Bill Daddio

Athlete, Coach
College, Professional
About Bill Daddio

Bill Daddio was probably the greatest end during the early era of Pitt football. He was a three-year starter from 1936-38 under Jock Sutherland and was named an All-American in both his junior and senior years. Daddio helped the Panthers compile a 25-3-2 record during his years as a starter.

Daddio excelled on both sides of the football. He returned an interception 70 yards for a touchdown in 1936. He was also the team’s placekicker.

It was this kind of versatility that helped Daddio guide the Panthers to the 1937 Rose Bowl championship against Washington, 21-0, after which he was named “Player of the Game” for his performance. Bill was also a member of Pitt’s National Championship Team that same year.

This Meadville native’s football career continued in the NFL with the Chicago Cardinals and Buffalo Bills before he returned to Pitt as an assistant coach.
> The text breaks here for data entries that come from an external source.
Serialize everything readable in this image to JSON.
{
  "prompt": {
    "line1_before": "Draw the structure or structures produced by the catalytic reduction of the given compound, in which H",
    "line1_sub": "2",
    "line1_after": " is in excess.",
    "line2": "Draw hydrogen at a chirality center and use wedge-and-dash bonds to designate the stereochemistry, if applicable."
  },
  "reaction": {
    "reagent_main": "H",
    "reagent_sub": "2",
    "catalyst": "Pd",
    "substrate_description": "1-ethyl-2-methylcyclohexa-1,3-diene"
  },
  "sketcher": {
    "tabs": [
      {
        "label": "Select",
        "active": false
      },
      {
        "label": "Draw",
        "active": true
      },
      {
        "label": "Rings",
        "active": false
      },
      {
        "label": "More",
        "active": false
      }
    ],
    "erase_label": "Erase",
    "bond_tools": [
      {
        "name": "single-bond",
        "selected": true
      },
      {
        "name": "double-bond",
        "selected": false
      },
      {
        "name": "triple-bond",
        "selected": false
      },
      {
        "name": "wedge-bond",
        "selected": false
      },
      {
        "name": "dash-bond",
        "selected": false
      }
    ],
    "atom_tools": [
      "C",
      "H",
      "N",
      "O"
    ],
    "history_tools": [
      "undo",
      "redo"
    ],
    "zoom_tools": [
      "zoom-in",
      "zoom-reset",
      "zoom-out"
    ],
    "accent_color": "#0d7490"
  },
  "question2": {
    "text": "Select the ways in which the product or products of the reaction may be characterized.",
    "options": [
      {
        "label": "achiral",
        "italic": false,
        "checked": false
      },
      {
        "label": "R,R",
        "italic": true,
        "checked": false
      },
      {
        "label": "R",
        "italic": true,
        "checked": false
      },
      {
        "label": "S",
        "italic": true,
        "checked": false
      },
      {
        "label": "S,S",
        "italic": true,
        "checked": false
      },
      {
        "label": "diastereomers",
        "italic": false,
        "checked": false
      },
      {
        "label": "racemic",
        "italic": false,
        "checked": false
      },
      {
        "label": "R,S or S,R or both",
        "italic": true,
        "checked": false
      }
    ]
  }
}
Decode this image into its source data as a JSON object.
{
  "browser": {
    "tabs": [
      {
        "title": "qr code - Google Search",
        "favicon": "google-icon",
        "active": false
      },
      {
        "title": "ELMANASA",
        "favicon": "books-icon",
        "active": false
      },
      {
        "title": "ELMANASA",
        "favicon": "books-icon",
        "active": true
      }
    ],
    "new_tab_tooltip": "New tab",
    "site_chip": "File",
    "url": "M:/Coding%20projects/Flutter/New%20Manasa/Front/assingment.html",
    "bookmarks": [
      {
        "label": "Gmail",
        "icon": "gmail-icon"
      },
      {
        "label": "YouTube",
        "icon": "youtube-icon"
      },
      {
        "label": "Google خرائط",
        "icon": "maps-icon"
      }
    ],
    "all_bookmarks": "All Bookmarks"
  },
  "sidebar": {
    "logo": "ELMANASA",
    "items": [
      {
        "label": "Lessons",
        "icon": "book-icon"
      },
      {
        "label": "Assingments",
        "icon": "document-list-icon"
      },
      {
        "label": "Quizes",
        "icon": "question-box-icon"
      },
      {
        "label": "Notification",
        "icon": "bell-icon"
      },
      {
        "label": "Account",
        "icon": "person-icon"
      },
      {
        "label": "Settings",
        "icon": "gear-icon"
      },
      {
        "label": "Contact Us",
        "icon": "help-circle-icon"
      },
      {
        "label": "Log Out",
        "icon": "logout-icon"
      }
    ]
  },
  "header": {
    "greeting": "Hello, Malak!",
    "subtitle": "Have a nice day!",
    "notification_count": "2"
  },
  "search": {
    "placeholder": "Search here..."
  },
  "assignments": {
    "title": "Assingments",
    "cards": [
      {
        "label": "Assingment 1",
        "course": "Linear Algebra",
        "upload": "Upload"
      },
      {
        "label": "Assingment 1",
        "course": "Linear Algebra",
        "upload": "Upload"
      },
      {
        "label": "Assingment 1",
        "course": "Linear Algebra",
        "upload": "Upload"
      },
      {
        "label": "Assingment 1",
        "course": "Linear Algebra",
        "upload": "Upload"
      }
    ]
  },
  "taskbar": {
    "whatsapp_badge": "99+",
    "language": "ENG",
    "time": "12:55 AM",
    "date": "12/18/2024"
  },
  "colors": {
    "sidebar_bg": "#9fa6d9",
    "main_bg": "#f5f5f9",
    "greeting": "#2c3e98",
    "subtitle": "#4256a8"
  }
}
He also served as head coach at Allegheny College for five years, followed by assistant jobs at Notre Dame and the Philadelphia Eagles of the NFL.

Daddio, who was inducted into the Rose Bowl of Fame in 1992, died in 1989 at the age of 72.